== YOUR INSTRUCTIONS ==
The entries that follow need to be reproduced exactly, minus any images.
---------------
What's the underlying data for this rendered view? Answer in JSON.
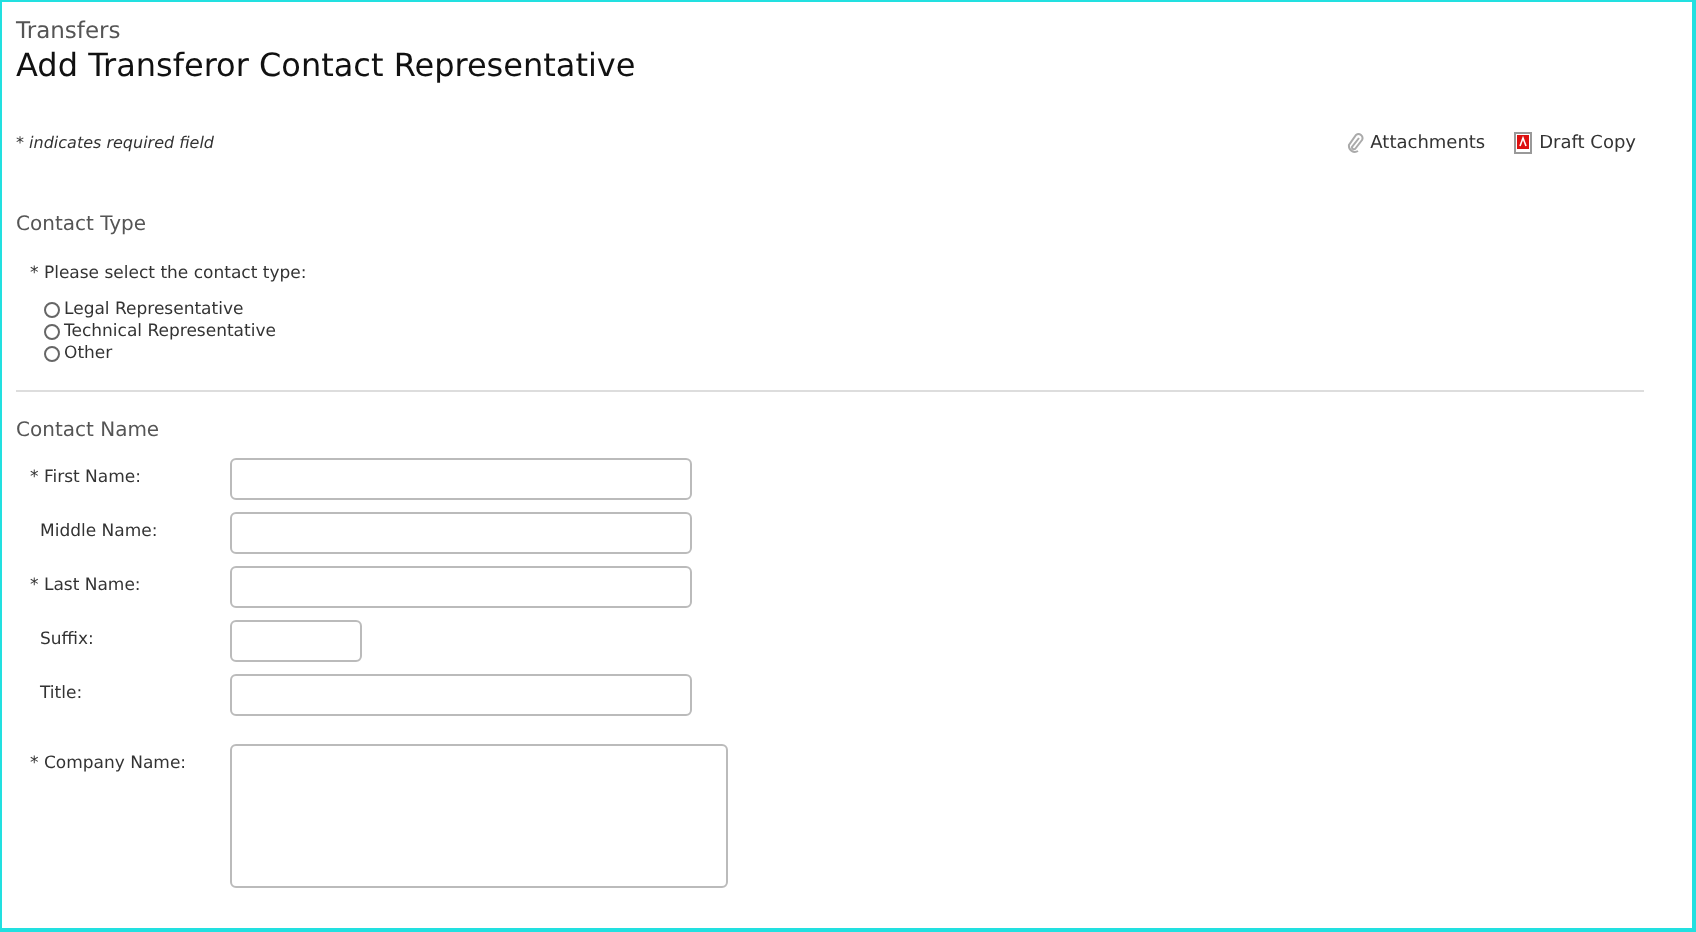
{
  "breadcrumb": "Transfers",
  "title": "Add Transferor Contact Representative",
  "required_note": "* indicates required field",
  "actions": [
    {
      "label": "Attachments",
      "kind": "clip"
    },
    {
      "label": "Draft Copy",
      "kind": "pdf"
    }
  ],
  "contact_type": {
    "heading": "Contact Type",
    "prompt": "* Please select the contact type:",
    "options": [
      {
        "label": "Legal Representative",
        "selected": false
      },
      {
        "label": "Technical Representative",
        "selected": false
      },
      {
        "label": "Other",
        "selected": false
      }
    ]
  },
  "contact_name": {
    "heading": "Contact Name",
    "fields": [
      {
        "label": "* First Name:",
        "kind": "text"
      },
      {
        "label": "Middle Name:",
        "kind": "text"
      },
      {
        "label": "* Last Name:",
        "kind": "text"
      },
      {
        "label": "Suffix:",
        "kind": "short"
      },
      {
        "label": "Title:",
        "kind": "text"
      },
      {
        "label": "* Company Name:",
        "kind": "textarea"
      }
    ]
  }
}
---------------
== REPLY TO THE TASK ==
What's the underlying data for this rendered view? Answer in JSON.
{
  "breadcrumb": "Transfers",
  "title": "Add Transferor Contact Representative",
  "required_note": "* indicates required field",
  "actions": [
    {
      "label": "Attachments",
      "kind": "clip"
    },
    {
      "label": "Draft Copy",
      "kind": "pdf"
    }
  ],
  "contact_type": {
    "heading": "Contact Type",
    "prompt": "* Please select the contact type:",
    "options": [
      {
        "label": "Legal Representative",
        "selected": false
      },
      {
        "label": "Technical Representative",
        "selected": false
      },
      {
        "label": "Other",
        "selected": false
      }
    ]
  },
  "contact_name": {
    "heading": "Contact Name",
    "fields": [
      {
        "label": "* First Name:",
        "kind": "text"
      },
      {
        "label": "Middle Name:",
        "kind": "text"
      },
      {
        "label": "* Last Name:",
        "kind": "text"
      },
      {
        "label": "Suffix:",
        "kind": "short"
      },
      {
        "label": "Title:",
        "kind": "text"
      },
      {
        "label": "* Company Name:",
        "kind": "textarea"
      }
    ]
  }
}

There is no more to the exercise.